That was a worry at the script stage definitely and part of the process of the adaptation was to find a balance so that you never put stay your welcome with the guy alone in the wilderness and get a bit bored by it and that there was always a bit of pressure and tension on him from somewhere. There was always a sense of threat and a sense of danger. But we still wanted to be able to find the beauty in those moments of isolation with a man alone in the bush. We tried hard to find the balance at the script stage and then we tried hard again in the edit to make sure that we had the right balance. It became obvious, there were certain points when we were doing the rough cuts where we noticed that there were way too many traps or way too many moments in the wilderness for way too long, we want to get back to the family so then we would push it the other way and we would think 'oh the film's lost all it's poetry, it's just action, action, action. We had to play around with it until I was satisfied that I had that balance.
Was the myth of the Tasmanian Tiger something that fuelled your passion for the project?

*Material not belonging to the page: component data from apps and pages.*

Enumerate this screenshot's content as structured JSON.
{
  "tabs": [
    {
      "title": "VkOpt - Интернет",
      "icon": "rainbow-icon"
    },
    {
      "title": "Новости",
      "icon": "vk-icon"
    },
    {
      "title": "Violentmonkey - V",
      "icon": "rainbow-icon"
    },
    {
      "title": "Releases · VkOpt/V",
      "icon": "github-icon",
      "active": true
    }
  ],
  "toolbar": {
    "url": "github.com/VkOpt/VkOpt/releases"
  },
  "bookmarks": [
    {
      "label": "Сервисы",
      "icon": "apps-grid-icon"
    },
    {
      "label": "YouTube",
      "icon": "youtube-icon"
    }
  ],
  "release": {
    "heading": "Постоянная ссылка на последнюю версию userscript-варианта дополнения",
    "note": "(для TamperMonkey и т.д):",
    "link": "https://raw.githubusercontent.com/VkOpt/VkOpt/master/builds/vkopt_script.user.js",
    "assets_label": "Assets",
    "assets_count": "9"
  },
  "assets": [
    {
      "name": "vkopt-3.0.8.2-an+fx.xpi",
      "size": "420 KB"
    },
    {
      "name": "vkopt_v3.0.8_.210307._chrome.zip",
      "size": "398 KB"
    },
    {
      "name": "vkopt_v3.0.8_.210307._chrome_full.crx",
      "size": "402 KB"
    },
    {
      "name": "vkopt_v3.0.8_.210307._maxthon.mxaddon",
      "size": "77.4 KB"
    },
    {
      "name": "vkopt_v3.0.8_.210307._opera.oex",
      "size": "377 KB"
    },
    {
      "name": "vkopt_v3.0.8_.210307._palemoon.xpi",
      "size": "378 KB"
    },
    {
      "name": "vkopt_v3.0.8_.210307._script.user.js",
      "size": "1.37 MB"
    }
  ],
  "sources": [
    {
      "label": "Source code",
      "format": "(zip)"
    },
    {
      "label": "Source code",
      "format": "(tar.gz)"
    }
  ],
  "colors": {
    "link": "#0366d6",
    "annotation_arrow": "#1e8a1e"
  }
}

Not really. Like most young Australians I was aware of it and i'd seen the footage and I enjoyed the speculation about whether or not they were still out there or not but I was in no way a crypto-zoologist or somebody who was obsessed by that. It was only once we had started working on the film and actually going to Tasmania that I become aware of how alive this myth still was, and how passionate the belief was that this animal still existed. I thought that was really interesting because in a way if the animal still exists it let's us off the hook from having killed it off in the first place. But then again by the same token if it is still alive then we don't have to accept responsibility, it is kind of a wishful thinking that if it is still out there then we can be redeemed from the sins of our past. However it is probably better to admit that we were wrong and that we stuffed up and that it's dead so that we don't do it again in the future. I think that the ongoing battle in Tasmania to save the old growth forests from wood chipping is a continuation of the same debate. To what ends will we go to in the name of progress and development before it's too late, at what point do we realise that we are doing irreversible damage. The film was not intended to be a 'message' movie, it's an adventure film, it's a thriller but there is such resinant, thematic stuff happening in the background that I thought that it really in riches the viewing experience to kind of reference that.
READ THE FULL INTERVIEW HERE
The Hunter Film Page | The Hunter Review
THE HUNTER IS OUT ON BLU-RAY AND DVD ON OCTOBER 29